:: What to work on ::
In this exercise, every entry below is to be reproduced word for word.

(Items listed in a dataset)

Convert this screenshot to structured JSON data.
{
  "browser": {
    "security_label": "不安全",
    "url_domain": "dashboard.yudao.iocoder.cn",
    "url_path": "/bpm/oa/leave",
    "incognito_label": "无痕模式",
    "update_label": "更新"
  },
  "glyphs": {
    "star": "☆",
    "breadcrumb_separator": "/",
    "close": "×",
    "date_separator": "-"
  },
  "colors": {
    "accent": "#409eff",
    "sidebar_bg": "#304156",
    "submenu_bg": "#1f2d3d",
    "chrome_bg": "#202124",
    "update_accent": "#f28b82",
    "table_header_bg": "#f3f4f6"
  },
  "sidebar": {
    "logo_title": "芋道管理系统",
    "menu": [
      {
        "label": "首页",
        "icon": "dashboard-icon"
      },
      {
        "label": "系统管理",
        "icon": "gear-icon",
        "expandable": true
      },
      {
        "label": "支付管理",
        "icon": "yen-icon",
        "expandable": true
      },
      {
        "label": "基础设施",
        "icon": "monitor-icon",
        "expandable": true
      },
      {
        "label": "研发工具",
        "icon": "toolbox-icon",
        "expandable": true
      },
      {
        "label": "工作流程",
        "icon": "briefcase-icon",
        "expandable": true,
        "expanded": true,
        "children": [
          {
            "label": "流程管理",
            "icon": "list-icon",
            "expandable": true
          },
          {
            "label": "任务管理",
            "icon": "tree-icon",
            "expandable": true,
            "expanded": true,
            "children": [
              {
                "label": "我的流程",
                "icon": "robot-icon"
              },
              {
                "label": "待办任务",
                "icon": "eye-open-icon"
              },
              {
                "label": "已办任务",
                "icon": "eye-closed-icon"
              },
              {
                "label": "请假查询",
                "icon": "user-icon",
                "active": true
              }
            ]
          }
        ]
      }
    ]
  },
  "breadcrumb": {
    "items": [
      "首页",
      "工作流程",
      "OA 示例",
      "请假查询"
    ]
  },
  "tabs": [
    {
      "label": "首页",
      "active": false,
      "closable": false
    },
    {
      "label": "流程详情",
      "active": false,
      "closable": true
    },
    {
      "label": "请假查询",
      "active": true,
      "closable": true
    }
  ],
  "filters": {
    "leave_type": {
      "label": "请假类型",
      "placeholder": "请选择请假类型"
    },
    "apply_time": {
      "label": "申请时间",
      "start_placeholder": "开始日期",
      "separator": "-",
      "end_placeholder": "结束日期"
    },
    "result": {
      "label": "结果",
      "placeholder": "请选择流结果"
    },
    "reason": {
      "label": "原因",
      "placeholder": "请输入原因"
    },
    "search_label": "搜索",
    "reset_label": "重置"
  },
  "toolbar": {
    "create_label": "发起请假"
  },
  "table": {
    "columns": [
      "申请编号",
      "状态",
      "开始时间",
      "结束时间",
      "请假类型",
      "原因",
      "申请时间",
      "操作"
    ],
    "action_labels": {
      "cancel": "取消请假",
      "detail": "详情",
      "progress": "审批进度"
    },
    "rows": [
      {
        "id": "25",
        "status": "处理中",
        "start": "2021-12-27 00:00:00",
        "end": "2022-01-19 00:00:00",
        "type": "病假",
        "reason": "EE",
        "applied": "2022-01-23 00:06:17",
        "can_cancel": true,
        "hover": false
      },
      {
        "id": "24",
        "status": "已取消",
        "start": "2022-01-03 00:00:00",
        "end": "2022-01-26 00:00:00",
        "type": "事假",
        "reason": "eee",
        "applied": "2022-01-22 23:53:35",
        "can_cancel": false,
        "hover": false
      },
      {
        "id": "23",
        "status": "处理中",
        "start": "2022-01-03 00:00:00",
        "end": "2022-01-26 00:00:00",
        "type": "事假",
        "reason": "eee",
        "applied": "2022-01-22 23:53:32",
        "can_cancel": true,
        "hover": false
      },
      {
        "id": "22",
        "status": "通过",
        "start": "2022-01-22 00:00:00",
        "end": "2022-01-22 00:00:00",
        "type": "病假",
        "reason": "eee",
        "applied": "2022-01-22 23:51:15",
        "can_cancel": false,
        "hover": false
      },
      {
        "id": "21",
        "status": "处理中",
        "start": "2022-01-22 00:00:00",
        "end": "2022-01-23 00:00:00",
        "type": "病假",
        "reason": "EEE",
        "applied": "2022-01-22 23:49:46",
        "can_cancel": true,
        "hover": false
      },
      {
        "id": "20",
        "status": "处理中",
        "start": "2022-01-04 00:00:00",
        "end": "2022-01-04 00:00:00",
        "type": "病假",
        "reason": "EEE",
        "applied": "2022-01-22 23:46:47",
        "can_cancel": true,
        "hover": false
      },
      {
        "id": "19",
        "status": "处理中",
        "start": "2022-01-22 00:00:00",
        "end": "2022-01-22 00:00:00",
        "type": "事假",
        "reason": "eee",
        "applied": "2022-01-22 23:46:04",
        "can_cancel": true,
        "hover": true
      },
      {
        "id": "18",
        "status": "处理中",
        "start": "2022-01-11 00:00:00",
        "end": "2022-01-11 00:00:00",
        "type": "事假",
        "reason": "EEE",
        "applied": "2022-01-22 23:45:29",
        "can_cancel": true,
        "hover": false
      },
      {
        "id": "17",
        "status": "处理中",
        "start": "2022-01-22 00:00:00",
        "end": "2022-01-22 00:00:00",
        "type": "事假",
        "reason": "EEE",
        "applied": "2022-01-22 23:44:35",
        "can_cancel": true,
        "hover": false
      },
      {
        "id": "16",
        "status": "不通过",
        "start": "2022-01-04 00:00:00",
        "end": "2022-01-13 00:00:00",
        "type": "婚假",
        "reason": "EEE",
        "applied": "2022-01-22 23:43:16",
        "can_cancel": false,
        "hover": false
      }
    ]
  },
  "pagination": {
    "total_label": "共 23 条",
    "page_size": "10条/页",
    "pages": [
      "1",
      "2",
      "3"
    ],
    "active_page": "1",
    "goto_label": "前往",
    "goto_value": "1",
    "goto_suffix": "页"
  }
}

:: Output for this task ::
Convert this screenshot to structured JSON data.
{
  "browser": {
    "security_label": "不安全",
    "url_domain": "dashboard.yudao.iocoder.cn",
    "url_path": "/bpm/oa/leave",
    "incognito_label": "无痕模式",
    "update_label": "更新"
  },
  "glyphs": {
    "star": "☆",
    "breadcrumb_separator": "/",
    "close": "×",
    "date_separator": "-"
  },
  "colors": {
    "accent": "#409eff",
    "sidebar_bg": "#304156",
    "submenu_bg": "#1f2d3d",
    "chrome_bg": "#202124",
    "update_accent": "#f28b82",
    "table_header_bg": "#f3f4f6"
  },
  "sidebar": {
    "logo_title": "芋道管理系统",
    "menu": [
      {
        "label": "首页",
        "icon": "dashboard-icon"
      },
      {
        "label": "系统管理",
        "icon": "gear-icon",
        "expandable": true
      },
      {
        "label": "支付管理",
        "icon": "yen-icon",
        "expandable": true
      },
      {
        "label": "基础设施",
        "icon": "monitor-icon",
        "expandable": true
      },
      {
        "label": "研发工具",
        "icon": "toolbox-icon",
        "expandable": true
      },
      {
        "label": "工作流程",
        "icon": "briefcase-icon",
        "expandable": true,
        "expanded": true,
        "children": [
          {
            "label": "流程管理",
            "icon": "list-icon",
            "expandable": true
          },
          {
            "label": "任务管理",
            "icon": "tree-icon",
            "expandable": true,
            "expanded": true,
            "children": [
              {
                "label": "我的流程",
                "icon": "robot-icon"
              },
              {
                "label": "待办任务",
                "icon": "eye-open-icon"
              },
              {
                "label": "已办任务",
                "icon": "eye-closed-icon"
              },
              {
                "label": "请假查询",
                "icon": "user-icon",
                "active": true
              }
            ]
          }
        ]
      }
    ]
  },
  "breadcrumb": {
    "items": [
      "首页",
      "工作流程",
      "OA 示例",
      "请假查询"
    ]
  },
  "tabs": [
    {
      "label": "首页",
      "active": false,
      "closable": false
    },
    {
      "label": "流程详情",
      "active": false,
      "closable": true
    },
    {
      "label": "请假查询",
      "active": true,
      "closable": true
    }
  ],
  "filters": {
    "leave_type": {
      "label": "请假类型",
      "placeholder": "请选择请假类型"
    },
    "apply_time": {
      "label": "申请时间",
      "start_placeholder": "开始日期",
      "separator": "-",
      "end_placeholder": "结束日期"
    },
    "result": {
      "label": "结果",
      "placeholder": "请选择流结果"
    },
    "reason": {
      "label": "原因",
      "placeholder": "请输入原因"
    },
    "search_label": "搜索",
    "reset_label": "重置"
  },
  "toolbar": {
    "create_label": "发起请假"
  },
  "table": {
    "columns": [
      "申请编号",
      "状态",
      "开始时间",
      "结束时间",
      "请假类型",
      "原因",
      "申请时间",
      "操作"
    ],
    "action_labels": {
      "cancel": "取消请假",
      "detail": "详情",
      "progress": "审批进度"
    },
    "rows": [
      {
        "id": "25",
        "status": "处理中",
        "start": "2021-12-27 00:00:00",
        "end": "2022-01-19 00:00:00",
        "type": "病假",
        "reason": "EE",
        "applied": "2022-01-23 00:06:17",
        "can_cancel": true,
        "hover": false
      },
      {
        "id": "24",
        "status": "已取消",
        "start": "2022-01-03 00:00:00",
        "end": "2022-01-26 00:00:00",
        "type": "事假",
        "reason": "eee",
        "applied": "2022-01-22 23:53:35",
        "can_cancel": false,
        "hover": false
      },
      {
        "id": "23",
        "status": "处理中",
        "start": "2022-01-03 00:00:00",
        "end": "2022-01-26 00:00:00",
        "type": "事假",
        "reason": "eee",
        "applied": "2022-01-22 23:53:32",
        "can_cancel": true,
        "hover": false
      },
      {
        "id": "22",
        "status": "通过",
        "start": "2022-01-22 00:00:00",
        "end": "2022-01-22 00:00:00",
        "type": "病假",
        "reason": "eee",
        "applied": "2022-01-22 23:51:15",
        "can_cancel": false,
        "hover": false
      },
      {
        "id": "21",
        "status": "处理中",
        "start": "2022-01-22 00:00:00",
        "end": "2022-01-23 00:00:00",
        "type": "病假",
        "reason": "EEE",
        "applied": "2022-01-22 23:49:46",
        "can_cancel": true,
        "hover": false
      },
      {
        "id": "20",
        "status": "处理中",
        "start": "2022-01-04 00:00:00",
        "end": "2022-01-04 00:00:00",
        "type": "病假",
        "reason": "EEE",
        "applied": "2022-01-22 23:46:47",
        "can_cancel": true,
        "hover": false
      },
      {
        "id": "19",
        "status": "处理中",
        "start": "2022-01-22 00:00:00",
        "end": "2022-01-22 00:00:00",
        "type": "事假",
        "reason": "eee",
        "applied": "2022-01-22 23:46:04",
        "can_cancel": true,
        "hover": true
      },
      {
        "id": "18",
        "status": "处理中",
        "start": "2022-01-11 00:00:00",
        "end": "2022-01-11 00:00:00",
        "type": "事假",
        "reason": "EEE",
        "applied": "2022-01-22 23:45:29",
        "can_cancel": true,
        "hover": false
      },
      {
        "id": "17",
        "status": "处理中",
        "start": "2022-01-22 00:00:00",
        "end": "2022-01-22 00:00:00",
        "type": "事假",
        "reason": "EEE",
        "applied": "2022-01-22 23:44:35",
        "can_cancel": true,
        "hover": false
      },
      {
        "id": "16",
        "status": "不通过",
        "start": "2022-01-04 00:00:00",
        "end": "2022-01-13 00:00:00",
        "type": "婚假",
        "reason": "EEE",
        "applied": "2022-01-22 23:43:16",
        "can_cancel": false,
        "hover": false
      }
    ]
  },
  "pagination": {
    "total_label": "共 23 条",
    "page_size": "10条/页",
    "pages": [
      "1",
      "2",
      "3"
    ],
    "active_page": "1",
    "goto_label": "前往",
    "goto_value": "1",
    "goto_suffix": "页"
  }
}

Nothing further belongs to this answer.